   “We realized we didn’t have all the answers,” he said. “The cost to set something like this is borderline scary. We know that’s not a core competency for us. Panduit is just a shipper. The mistake we made with our WMS is that we customized to do what we want it to do, but that left us unable to take advantage of upgrades.”
   The somewhat unsatisfying experience with its highly customized WMS is what led Hanieh to choose the cloud-deployed version of OTM. Oracle released the cloud version of its TMS in August. Oracle’s cloud-deployed TMS is a private cloud solution, not a multi-tenant one.
   Hanieh said, more than anything, the OTM Cloud would prevent Panduit from customizing its TMS so much that it wouldn’t be able to leverage the advantages of frequent functionality upgrades.
   “With on premise, you have a lot of hardware and maintenance costs,” he said. “There were significant enough cost savings from cloud to sway our business case.

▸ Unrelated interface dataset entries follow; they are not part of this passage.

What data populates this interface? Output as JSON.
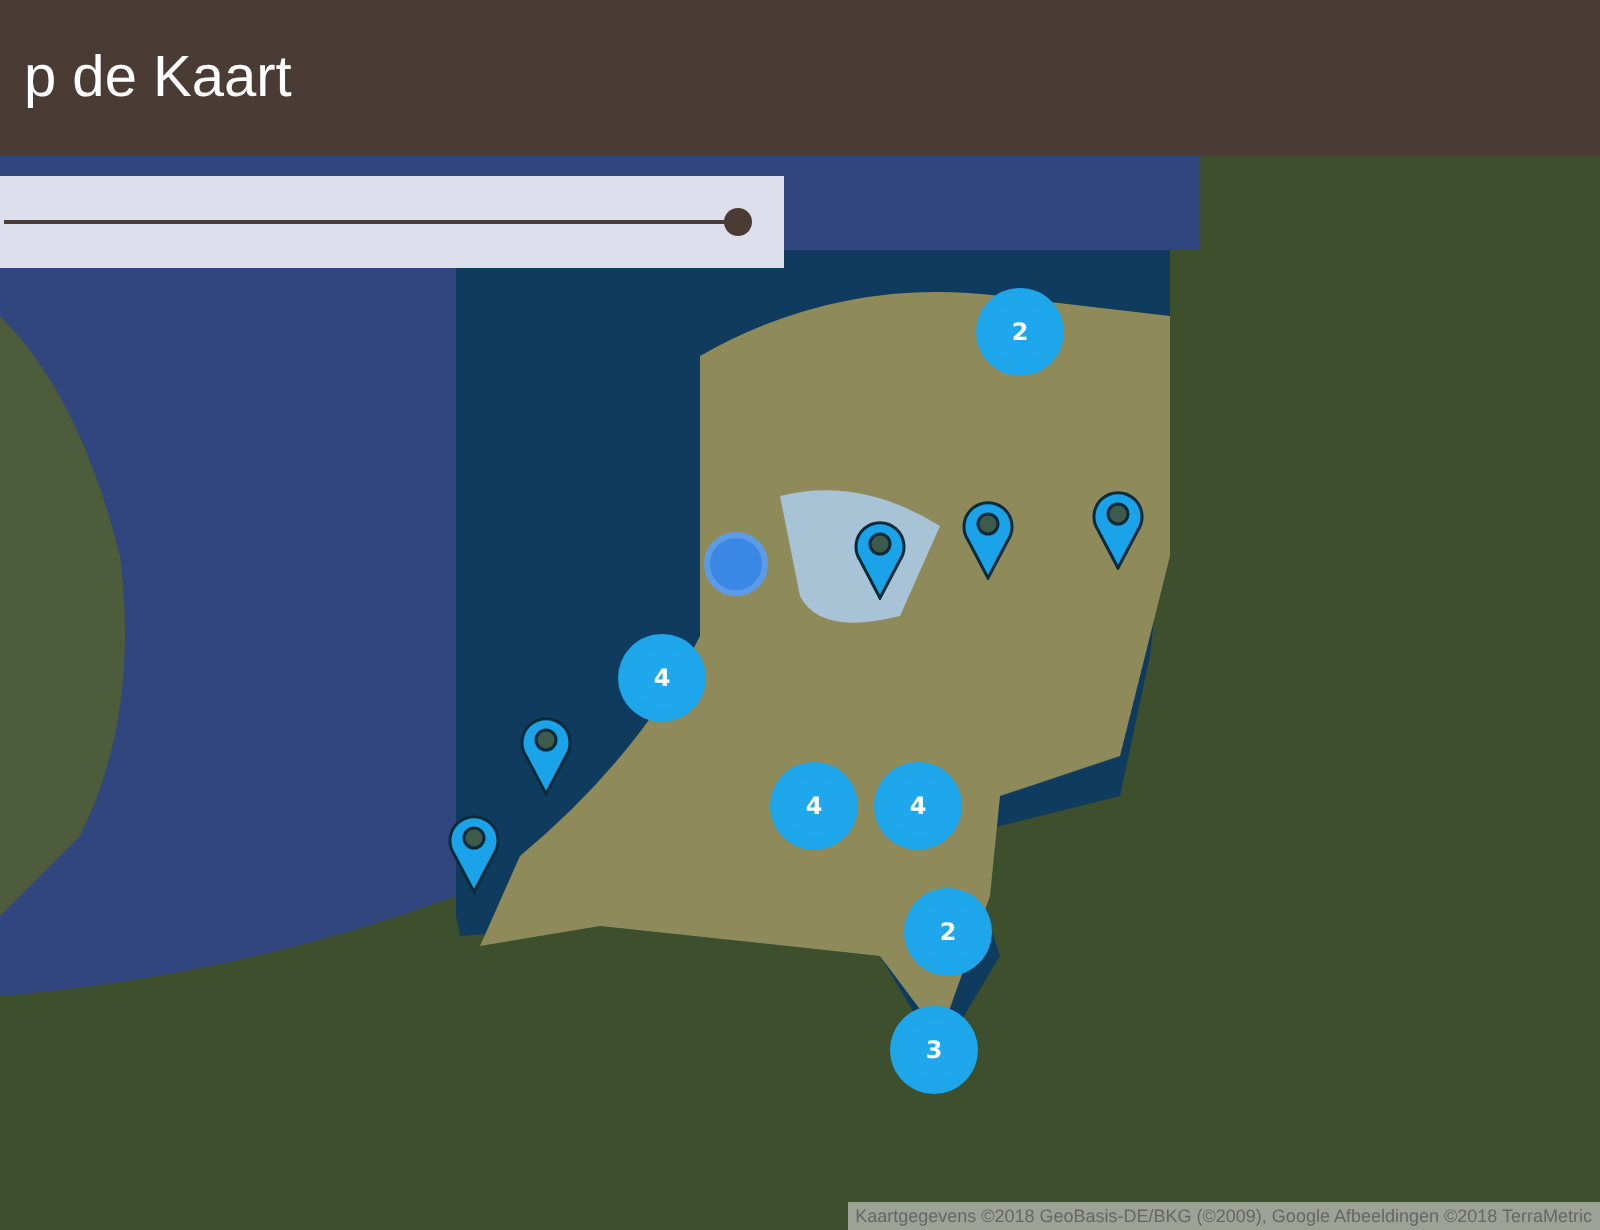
{
  "header": {
    "title": "p de Kaart"
  },
  "filter_slider": {
    "level": 1.0
  },
  "map": {
    "markers": [
      {
        "kind": "cluster",
        "count": "2"
      },
      {
        "kind": "location"
      },
      {
        "kind": "pin"
      },
      {
        "kind": "pin"
      },
      {
        "kind": "pin"
      },
      {
        "kind": "cluster",
        "count": "4"
      },
      {
        "kind": "pin"
      },
      {
        "kind": "cluster",
        "count": "4"
      },
      {
        "kind": "cluster",
        "count": "4"
      },
      {
        "kind": "pin"
      },
      {
        "kind": "cluster",
        "count": "2"
      },
      {
        "kind": "cluster",
        "count": "3"
      }
    ],
    "attribution": "Kaartgegevens ©2018 GeoBasis-DE/BKG (©2009), Google Afbeeldingen ©2018 TerraMetric"
  }
}
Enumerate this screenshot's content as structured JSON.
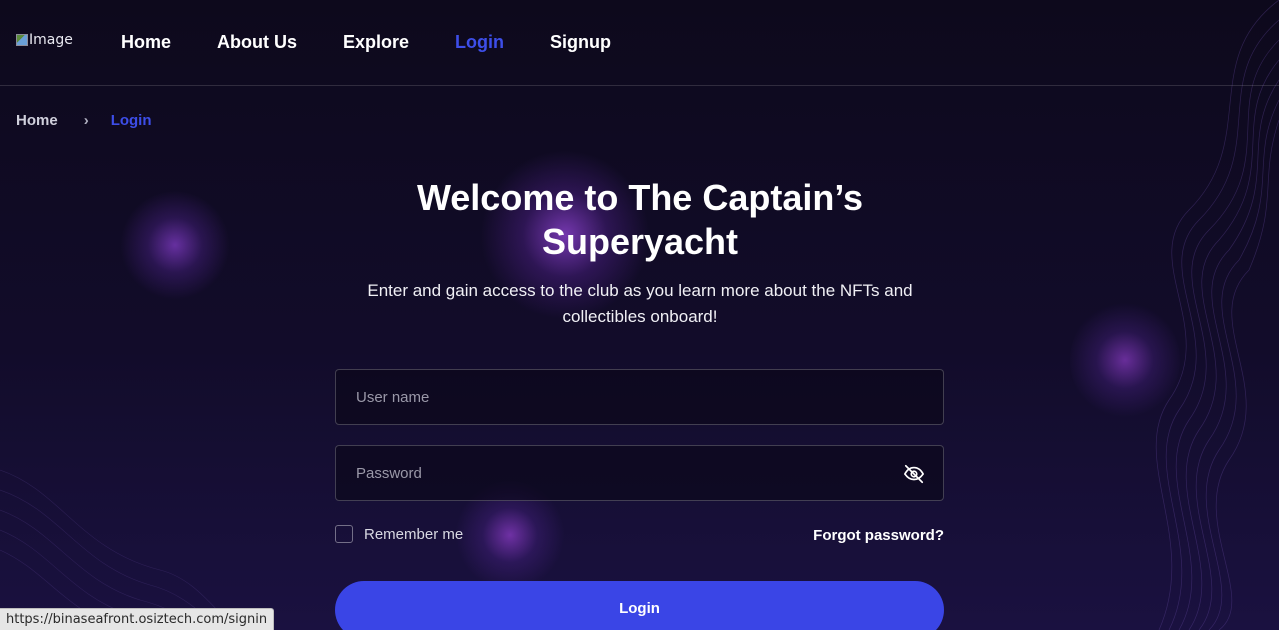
{
  "header": {
    "logo_alt": "Image",
    "nav": [
      {
        "label": "Home"
      },
      {
        "label": "About Us"
      },
      {
        "label": "Explore"
      },
      {
        "label": "Login",
        "active": true
      },
      {
        "label": "Signup"
      }
    ]
  },
  "breadcrumb": {
    "home": "Home",
    "separator": "›",
    "current": "Login"
  },
  "main": {
    "title": "Welcome to The Captain’s Superyacht",
    "subtitle": "Enter and gain access to the club as you learn more about the NFTs and collectibles onboard!",
    "username_placeholder": "User name",
    "username_value": "",
    "password_placeholder": "Password",
    "password_value": "",
    "password_toggle_icon": "eye-off-icon",
    "remember_label": "Remember me",
    "remember_checked": false,
    "forgot_label": "Forgot password?",
    "login_button": "Login"
  },
  "status_bar": {
    "url": "https://binaseafront.osiztech.com/signin"
  },
  "colors": {
    "accent": "#3d4ee8",
    "button": "#3a45e6",
    "background": "#0e0a1f"
  }
}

But my favorite part of the cloud solution is we did not want to customize the application – wanted it as it is. We unintentionally customized our WMS so that it’s hard to migrate to the latest version.”
   Hanieh said application speed was the only concern about the efficacy of the cloud version of OTM versus the on-premise version.
   “At this point, we’ve no issues at all,” he said. “Speed is equivalent to the applications on premise. I don’t know how it will behave once we run bulk plans and have a ton of data running through it.”
   Derek Gittoes, vice president of value chain execution product strategy at Oracle, said that he largely now presumes a customer that has decided on OTM will choose the cloud-deployed version over the on-premise version.
   “When we began offering OTM cloud-deployed, we thought the primary consumer would be mid-sized companies, or companies smaller than we sold to in the past,” he said. “We are seeing more small companies, but seeing the whole spectrum. We thought cloud would be very popular, but we’re now assuming it’s going to be a cloud-based deployment unless there’s some extenuating circumstance. It’s a cloud first mentality.”
   Oracle historically has deployed its solutions on-premise, but has been rolling out cloud-deployed versions in recent years. OTM was a natural fit for cloud deployment, and is being sold not just as an extension to its traditional business applications like enterprise resource planning, but as a standalone solution as well. Hanieh, for example, said that while he was researching TMSs, spoke to several OTM customers that were predominantly using SAP or JDA for other business functions.
   Gittoes, meanwhile, said he doesn’t think company size is an indicator of whether a company will deploy cloud or on-premise. More relevant is the industry. For example, aerospace and defense are not big consumers of cloud-based applications, primarily because those companies are not allowed to work with applications that aren’t on-premise.
   Hanieh said the initial goals are to reduce transportation spend through consolidating shipments. OTM, he said, will allow the company to have better insight into whether it makes sense to hold delivery of an order for a day to group loads more effectively.
   “Today, if we receive an order, we ship it the same day,” he said. “Tomorrow, we’ll hold one day and consolidate.”
   Longer term, the company will deploy OTM Cloud across its entire global network and also include inbound, which accounts for the bulk of Panduit’s transportation spend.